Turchin believes that the EU is a legitimate successor to the Holy Roman Empire. I don't, any more than Mussolini's Italy was a legitimate successor to Rome. Not merely from demography or feckless approaches to hard vs soft power, but because the Franco-German core has decayed. The only hope for the EU to become an actual force in the world is for its leadership to come from the former edges, from England and Poland and even from Turkey. (A smaller, chastened rump Turkey left after the establishment of an independent Kurdistan might be far more acceptable to the Austrians and other Eastern Europeans, who have historically recent memories of Turkish threats.) But if the core continues to dominate, it will only spiral further downward.

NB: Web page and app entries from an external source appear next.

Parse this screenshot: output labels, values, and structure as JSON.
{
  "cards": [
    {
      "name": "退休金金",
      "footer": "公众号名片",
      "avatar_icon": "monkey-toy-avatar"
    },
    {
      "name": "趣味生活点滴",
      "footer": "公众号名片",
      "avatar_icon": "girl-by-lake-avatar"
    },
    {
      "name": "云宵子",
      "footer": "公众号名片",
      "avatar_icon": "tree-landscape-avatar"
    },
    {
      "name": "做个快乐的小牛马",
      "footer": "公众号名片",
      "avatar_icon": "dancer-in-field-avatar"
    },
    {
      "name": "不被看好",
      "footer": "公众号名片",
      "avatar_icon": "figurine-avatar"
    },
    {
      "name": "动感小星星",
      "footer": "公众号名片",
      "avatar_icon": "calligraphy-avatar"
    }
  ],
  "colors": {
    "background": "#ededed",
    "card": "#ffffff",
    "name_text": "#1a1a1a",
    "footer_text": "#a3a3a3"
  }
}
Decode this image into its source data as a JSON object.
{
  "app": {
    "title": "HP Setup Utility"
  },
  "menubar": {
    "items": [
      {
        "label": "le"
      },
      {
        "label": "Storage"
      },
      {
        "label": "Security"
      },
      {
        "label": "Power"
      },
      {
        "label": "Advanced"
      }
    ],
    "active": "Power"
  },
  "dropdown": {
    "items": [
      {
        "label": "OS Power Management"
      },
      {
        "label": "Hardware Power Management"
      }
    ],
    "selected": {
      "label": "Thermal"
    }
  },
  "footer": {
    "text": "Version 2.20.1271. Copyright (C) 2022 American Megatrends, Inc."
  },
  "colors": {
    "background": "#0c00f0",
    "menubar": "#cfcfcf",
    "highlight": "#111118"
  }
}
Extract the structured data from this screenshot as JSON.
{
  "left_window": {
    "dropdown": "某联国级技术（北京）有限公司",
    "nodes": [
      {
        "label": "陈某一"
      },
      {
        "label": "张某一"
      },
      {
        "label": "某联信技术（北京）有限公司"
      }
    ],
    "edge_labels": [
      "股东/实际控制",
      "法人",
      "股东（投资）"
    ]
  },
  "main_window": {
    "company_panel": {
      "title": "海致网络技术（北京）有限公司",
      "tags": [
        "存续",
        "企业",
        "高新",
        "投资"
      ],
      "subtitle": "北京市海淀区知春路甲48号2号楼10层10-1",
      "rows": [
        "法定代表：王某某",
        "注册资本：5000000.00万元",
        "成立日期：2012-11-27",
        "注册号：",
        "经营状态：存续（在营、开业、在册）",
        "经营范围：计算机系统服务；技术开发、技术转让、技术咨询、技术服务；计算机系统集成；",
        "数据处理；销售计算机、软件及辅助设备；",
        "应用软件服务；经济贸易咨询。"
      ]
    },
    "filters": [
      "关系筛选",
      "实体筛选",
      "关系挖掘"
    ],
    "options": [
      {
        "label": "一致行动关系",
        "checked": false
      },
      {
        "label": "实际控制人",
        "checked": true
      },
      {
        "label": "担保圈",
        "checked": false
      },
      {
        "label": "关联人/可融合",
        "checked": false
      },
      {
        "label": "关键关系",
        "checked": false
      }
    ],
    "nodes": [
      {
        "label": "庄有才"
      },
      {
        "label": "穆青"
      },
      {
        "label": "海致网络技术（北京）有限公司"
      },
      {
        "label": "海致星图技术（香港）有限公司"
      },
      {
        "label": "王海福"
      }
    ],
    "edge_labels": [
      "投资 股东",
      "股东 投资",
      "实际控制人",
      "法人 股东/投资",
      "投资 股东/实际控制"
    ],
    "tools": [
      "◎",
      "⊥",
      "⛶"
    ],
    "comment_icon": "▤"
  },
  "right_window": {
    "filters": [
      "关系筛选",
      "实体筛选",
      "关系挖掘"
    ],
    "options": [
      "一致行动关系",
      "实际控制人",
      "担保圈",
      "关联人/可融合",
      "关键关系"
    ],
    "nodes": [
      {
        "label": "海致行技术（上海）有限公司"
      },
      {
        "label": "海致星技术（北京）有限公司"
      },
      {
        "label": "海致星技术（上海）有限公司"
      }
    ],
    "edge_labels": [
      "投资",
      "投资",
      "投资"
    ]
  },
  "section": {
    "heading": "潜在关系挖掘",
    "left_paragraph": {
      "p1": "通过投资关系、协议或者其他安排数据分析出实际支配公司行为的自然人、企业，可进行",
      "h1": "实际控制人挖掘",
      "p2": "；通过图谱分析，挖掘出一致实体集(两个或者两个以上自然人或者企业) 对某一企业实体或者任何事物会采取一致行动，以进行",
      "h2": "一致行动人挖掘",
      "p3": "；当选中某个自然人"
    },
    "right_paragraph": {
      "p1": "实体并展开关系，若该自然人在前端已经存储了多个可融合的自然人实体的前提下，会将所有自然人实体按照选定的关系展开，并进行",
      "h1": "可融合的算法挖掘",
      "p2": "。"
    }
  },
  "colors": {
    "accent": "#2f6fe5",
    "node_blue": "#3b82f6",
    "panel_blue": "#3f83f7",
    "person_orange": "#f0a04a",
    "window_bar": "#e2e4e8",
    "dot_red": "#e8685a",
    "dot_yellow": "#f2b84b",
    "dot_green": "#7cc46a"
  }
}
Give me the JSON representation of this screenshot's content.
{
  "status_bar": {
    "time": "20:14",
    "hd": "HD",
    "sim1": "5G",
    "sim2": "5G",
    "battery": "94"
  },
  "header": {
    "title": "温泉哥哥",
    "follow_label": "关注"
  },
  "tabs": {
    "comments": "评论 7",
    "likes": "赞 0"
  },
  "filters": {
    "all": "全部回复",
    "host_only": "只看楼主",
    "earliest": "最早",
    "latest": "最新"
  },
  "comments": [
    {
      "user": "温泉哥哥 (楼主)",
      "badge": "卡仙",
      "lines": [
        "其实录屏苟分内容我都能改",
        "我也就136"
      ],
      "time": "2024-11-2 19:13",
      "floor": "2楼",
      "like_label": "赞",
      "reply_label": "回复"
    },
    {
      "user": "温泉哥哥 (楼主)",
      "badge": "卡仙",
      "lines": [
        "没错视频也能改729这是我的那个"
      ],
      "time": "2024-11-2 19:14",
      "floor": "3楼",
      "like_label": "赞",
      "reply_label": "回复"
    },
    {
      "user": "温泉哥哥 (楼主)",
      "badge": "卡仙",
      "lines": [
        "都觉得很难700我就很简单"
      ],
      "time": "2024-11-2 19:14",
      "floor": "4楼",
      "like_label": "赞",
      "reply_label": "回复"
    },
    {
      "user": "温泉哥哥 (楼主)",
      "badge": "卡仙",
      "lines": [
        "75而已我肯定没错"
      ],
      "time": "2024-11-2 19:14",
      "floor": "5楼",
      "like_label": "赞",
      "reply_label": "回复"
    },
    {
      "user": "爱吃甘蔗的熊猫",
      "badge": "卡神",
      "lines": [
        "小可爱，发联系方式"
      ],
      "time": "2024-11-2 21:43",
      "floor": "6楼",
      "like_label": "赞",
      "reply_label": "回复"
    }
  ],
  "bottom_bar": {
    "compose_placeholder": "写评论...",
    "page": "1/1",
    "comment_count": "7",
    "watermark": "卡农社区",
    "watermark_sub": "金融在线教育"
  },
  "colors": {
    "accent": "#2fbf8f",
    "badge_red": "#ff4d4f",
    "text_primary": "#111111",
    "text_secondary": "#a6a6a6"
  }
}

The primary question I have is how this agriculture-based model will work out in a postindustrial world. Not because the economics have changed, or the means of production, but because internal demographics have. One of the underappreciated characteristics of globalization is encapsulation, the way that all developed and developing countries now have 1st, 2nd, and 3rd world enclaves co-existing symbiotically and relatively independently within them.
What do meta-ethnic frontiers consist of when there are scattered pockets of Chicanos in Southern California and Algerian cites outside Paris and Turkish villages in Bavaria, refugees from Hong Kong in Vancouver and Iraqis in Detroit? What does abasiya mean in an aggressively multicultural society where assimilation is a dirty word? Is symbiosis enough, when each community pulls apart after the day's work is done?
And how does such a civilization resist an expansionist totalitarian ideology?

Interesting times indeed.

posted by Kelly | 2:48 PM link